x Abu Dhabi, UAESaturday 20 January 2018

Is personal privacy in the digital world now an outmoded concept?

Battle lines are being drawn as the global fight to establish ownership of the vast ocean of personal information now available on the internet simmers.

Unrestricted use of new technology such as facial recognition could prove damaging for many individuals. Dave Thompson / PA Archive
Unrestricted use of new technology such as facial recognition could prove damaging for many individuals. Dave Thompson / PA Archive

Tracking technology unveiled by United States defence contractor Raytheon has sounded the opening bell for the first round of a global fight to establish ownership of the vast ocean of personal information now available on the internet.

In one corner are the US security forces and companies such as Google and Facebook that are anxious to obtain maximum advantage from mining the Web for all the information they can.

In the other corner are digital privacy rights groups and the European Commission, which fear the widespread adoption of smartphones and the rising use of social networking websites will combine with the latest algorithmic number-crunching software to create an Orwellian society where personal privacy is a thing of the past.

Raytheon's Rapid Information Overlay Technology can be used to track individuals across websites such as the social networking giant Facebook, the online chat service Twitter and through location-based social networking sites like Foursquare.

"What's new is the ability to put all this information together with an overlay from your activity on social networks. And consumers worldwide have shown that they have little hesitancy to open up their private lives on social networks," says Tony Baer, principal analyst at research firm Ovum.

"We now have the platform technology that can ingest and aggregate this data, and the powerful programmatic frameworks to analyse it. This is all very Big Brotherish. Get used to it."

In some regions, however, moves are now being made to limit the degree to which third parties can trawl online digital data to track our movements and habits.

The European Commission has proposed legislation that would give people a degree of control over personalised digital profiling or surveillance while creating a global standard for privacy protection.

But developments in already sophisticated tracking technologies are outstripping the efforts of bodies such as the European Commission to safeguard personal privacy. The latest tracking software uses chips powerful enough to process data-crunching algorithmic mathematical calculations not only to track but also predict individuals' movements.

Rob Enderle, a principal analysts at research firm the Enderle Group, says that as video cameras, facial recognition, image tracking and data analytics tools improve, "folks with access to these tools will not only know with a high degree of accuracy where we've been but where we are going".

In common with many of those close to the technology sector, Mr Enderle is concerned that the unrestricted use of sophisticated new tracking technologies could be damaging for many individuals.

"Let's say you like an In-N-Out burger place that is near your work but also near an elementary school. The tracking software mistakenly shows you going to an elementary school around lunch time several times a week and concludes that you may be a paedophile attaching that as a flag to your record," says Mr Enderle.

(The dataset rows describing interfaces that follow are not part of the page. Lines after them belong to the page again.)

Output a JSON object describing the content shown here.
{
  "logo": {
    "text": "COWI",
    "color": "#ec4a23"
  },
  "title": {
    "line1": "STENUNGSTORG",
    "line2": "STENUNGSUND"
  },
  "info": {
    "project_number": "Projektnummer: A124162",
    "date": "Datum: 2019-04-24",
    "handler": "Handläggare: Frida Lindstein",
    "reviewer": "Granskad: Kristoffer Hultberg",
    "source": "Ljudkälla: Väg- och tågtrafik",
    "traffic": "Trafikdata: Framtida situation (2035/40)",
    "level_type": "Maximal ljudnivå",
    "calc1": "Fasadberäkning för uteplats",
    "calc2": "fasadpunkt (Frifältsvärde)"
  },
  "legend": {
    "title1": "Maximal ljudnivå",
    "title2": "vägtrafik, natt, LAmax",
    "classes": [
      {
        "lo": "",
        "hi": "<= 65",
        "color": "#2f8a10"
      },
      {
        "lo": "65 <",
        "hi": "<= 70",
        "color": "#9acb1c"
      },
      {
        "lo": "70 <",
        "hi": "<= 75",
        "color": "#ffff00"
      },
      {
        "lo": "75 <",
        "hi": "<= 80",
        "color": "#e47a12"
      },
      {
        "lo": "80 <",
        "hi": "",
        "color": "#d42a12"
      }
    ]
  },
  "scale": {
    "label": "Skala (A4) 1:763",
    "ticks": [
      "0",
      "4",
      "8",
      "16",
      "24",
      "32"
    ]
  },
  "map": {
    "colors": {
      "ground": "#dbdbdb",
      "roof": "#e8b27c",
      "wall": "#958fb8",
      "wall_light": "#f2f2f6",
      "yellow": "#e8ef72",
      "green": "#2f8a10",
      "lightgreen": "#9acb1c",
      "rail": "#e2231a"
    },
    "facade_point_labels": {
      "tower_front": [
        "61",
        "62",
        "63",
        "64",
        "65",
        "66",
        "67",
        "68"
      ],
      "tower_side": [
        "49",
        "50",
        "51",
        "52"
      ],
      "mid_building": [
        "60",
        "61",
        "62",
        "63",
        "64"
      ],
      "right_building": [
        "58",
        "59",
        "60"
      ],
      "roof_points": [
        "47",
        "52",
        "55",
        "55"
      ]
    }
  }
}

He believes that there is still plenty of room for cases of mistaken identity even given the relative sophistication of today's tracking software.

"Most of this stuff is in its infancy still and each component has a relatively low level of accuracy which, when combined with other components with low accuracy, could be reporting you doing a lot of things you never did because someone looked like you," says Mr Enderle.

In regions where conflict is occurring such as some countries in the Middle East, the consequences of this kind of mistaken digital identity could be more serious.

According to Forbes magazine, software such as that developed by Raytheon that profiles an individual's movements also assists government agencies to target suspected terrorists with drone-launched Hellfire missiles. And Raytheon has confirmed it is primarily in the business of supplying counter-terrorism agencies with the most up-to-date tracking technology possible.

"Raytheon, as a leader in cybersecurity, offers advanced capabilities to government customers. We're focused on providing them the best available solutions that meet their constantly evolving requirements," said the company spokesman Dave Desilets.

Officials such as European Union member of Parliament Jan Philipp Albrecht are also wary of the ways in which tracking technology can be used commercially. The US data collection industry, dominated by online giants such as Google and Yahoo, has already reached a stage where online marketeers can create a "360 degree" profile of an individual by trawling the internet for any data relating to their actions, behaviour, locations and relationships.

The increasing worldwide adoption of smartphones carrying global positioning system (GPS) tracking chips and the growth of geolocation services such as FourSquare also mean that it will become increasingly easy to track consumers' movements and behaviour.

Reports of new trackable devices such as a digital watch being developed by Apple to perform many of the functions of an iPad or iPhone indicate that today's tracking technology may still be in its infancy.

As data collection grows into a multibillion-dollar global industry and tracking technology becomes increasingly crucial to US defence strategy, humanity may soon be forced to reevaluate its definition of personal privacy.